*** Recorded data ***
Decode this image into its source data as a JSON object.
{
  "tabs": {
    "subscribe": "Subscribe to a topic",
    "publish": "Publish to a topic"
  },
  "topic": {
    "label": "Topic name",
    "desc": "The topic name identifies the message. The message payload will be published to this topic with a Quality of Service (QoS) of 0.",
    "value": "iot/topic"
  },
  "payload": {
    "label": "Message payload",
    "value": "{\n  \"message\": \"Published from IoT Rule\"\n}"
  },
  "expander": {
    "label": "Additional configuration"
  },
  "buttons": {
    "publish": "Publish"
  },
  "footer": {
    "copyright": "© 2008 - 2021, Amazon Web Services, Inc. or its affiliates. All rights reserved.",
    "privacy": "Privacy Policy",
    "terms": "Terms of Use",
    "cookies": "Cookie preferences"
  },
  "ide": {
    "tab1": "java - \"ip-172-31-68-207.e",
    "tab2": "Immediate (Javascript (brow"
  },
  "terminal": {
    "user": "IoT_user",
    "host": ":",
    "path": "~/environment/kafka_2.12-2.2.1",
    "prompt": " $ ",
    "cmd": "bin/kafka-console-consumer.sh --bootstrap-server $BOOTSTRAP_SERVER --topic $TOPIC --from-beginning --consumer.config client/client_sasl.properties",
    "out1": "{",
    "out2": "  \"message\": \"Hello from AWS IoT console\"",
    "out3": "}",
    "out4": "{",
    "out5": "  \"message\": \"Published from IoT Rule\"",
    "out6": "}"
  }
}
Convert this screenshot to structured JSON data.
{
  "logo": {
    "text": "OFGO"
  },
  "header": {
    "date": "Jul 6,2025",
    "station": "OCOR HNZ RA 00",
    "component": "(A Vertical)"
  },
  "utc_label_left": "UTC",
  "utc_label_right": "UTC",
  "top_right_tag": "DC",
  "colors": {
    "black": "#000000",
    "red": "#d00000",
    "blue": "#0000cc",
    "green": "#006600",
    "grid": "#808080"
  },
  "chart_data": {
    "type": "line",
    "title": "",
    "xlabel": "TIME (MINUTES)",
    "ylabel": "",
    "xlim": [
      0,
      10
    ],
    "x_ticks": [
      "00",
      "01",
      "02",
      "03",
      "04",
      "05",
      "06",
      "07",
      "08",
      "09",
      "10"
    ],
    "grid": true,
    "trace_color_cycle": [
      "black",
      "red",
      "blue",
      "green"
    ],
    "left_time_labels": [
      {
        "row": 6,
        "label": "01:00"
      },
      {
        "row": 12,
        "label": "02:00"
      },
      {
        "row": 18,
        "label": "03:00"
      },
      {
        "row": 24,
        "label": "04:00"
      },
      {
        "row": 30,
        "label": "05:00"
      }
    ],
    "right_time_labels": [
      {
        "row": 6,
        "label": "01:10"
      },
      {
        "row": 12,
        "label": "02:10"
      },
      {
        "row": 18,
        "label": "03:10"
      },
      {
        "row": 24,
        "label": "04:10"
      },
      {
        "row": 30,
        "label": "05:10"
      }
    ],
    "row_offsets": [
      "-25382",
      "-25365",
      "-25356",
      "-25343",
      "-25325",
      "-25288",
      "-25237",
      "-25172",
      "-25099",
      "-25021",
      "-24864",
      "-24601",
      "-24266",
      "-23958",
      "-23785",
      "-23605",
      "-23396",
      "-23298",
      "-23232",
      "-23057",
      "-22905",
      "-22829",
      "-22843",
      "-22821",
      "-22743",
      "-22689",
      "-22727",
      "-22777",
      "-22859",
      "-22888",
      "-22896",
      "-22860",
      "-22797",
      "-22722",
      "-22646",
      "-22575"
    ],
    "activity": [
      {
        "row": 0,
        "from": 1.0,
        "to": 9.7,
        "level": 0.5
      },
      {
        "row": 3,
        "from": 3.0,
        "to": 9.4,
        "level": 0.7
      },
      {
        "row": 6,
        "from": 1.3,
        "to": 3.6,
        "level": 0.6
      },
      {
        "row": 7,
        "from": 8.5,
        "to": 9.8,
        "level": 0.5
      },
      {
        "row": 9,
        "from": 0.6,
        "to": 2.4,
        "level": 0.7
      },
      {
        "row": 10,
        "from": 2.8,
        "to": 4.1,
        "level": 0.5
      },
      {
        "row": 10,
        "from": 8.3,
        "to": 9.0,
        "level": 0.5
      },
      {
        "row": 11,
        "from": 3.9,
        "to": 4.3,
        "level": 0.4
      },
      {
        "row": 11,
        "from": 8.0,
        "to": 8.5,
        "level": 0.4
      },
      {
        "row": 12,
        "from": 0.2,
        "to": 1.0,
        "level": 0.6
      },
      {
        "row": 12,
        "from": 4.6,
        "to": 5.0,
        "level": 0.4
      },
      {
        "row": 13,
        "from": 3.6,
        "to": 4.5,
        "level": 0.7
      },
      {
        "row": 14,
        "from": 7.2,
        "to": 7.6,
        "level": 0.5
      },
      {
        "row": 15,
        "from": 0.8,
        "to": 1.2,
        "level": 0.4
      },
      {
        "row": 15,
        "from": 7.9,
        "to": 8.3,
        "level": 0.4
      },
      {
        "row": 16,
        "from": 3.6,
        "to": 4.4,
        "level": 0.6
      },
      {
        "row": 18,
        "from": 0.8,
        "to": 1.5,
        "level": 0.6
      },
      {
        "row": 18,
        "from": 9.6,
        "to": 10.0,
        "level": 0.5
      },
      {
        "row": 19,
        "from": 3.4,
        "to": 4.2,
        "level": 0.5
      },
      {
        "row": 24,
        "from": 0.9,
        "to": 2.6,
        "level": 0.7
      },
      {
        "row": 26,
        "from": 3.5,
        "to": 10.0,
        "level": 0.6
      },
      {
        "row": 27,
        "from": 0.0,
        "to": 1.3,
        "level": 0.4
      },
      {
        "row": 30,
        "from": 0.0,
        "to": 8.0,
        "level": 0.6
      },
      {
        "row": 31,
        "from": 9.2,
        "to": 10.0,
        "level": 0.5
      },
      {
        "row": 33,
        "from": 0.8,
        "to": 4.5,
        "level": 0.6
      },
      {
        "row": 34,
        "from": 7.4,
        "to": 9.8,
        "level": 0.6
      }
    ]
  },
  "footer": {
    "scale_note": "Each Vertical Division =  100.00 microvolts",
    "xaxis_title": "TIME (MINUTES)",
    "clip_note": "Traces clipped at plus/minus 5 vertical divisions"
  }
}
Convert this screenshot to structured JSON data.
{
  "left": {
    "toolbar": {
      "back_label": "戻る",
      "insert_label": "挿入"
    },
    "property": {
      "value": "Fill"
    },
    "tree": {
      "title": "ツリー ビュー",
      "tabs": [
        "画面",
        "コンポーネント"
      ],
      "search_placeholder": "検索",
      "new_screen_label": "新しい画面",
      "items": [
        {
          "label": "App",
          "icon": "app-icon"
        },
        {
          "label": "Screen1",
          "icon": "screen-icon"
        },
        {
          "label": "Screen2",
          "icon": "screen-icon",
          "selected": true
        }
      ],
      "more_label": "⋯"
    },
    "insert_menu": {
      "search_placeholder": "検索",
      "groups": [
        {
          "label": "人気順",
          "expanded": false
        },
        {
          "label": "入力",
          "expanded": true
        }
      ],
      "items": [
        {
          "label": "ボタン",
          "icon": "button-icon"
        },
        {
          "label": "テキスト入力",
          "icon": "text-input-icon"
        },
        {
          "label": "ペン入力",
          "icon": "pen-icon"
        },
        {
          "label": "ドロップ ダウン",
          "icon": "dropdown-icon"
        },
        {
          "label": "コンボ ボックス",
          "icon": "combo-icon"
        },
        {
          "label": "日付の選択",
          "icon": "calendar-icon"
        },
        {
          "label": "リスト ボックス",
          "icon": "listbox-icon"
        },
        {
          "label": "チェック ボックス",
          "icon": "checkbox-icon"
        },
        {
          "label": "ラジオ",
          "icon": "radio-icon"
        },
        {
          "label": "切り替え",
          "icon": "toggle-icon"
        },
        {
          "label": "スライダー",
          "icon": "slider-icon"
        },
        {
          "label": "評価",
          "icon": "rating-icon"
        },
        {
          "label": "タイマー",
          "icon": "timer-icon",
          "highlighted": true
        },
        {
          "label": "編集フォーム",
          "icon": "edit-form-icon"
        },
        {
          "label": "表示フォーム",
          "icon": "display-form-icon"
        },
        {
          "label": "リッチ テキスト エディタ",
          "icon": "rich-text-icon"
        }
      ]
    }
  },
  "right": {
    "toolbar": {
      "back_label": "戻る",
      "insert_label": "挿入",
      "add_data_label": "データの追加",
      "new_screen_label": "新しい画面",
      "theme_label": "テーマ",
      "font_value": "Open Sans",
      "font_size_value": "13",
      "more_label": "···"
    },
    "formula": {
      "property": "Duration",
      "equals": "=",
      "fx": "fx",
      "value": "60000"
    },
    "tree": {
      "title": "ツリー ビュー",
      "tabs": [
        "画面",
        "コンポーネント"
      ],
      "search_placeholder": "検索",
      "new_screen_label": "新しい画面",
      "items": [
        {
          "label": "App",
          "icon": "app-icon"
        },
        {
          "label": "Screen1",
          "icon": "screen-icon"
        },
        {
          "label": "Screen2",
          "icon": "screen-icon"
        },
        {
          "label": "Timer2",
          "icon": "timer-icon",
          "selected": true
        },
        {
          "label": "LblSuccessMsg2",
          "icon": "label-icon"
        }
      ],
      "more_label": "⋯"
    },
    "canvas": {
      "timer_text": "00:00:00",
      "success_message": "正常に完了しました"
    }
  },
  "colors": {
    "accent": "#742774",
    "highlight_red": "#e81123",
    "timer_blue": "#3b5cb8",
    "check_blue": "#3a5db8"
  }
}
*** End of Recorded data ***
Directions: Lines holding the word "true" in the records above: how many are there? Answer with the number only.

Written answer: 5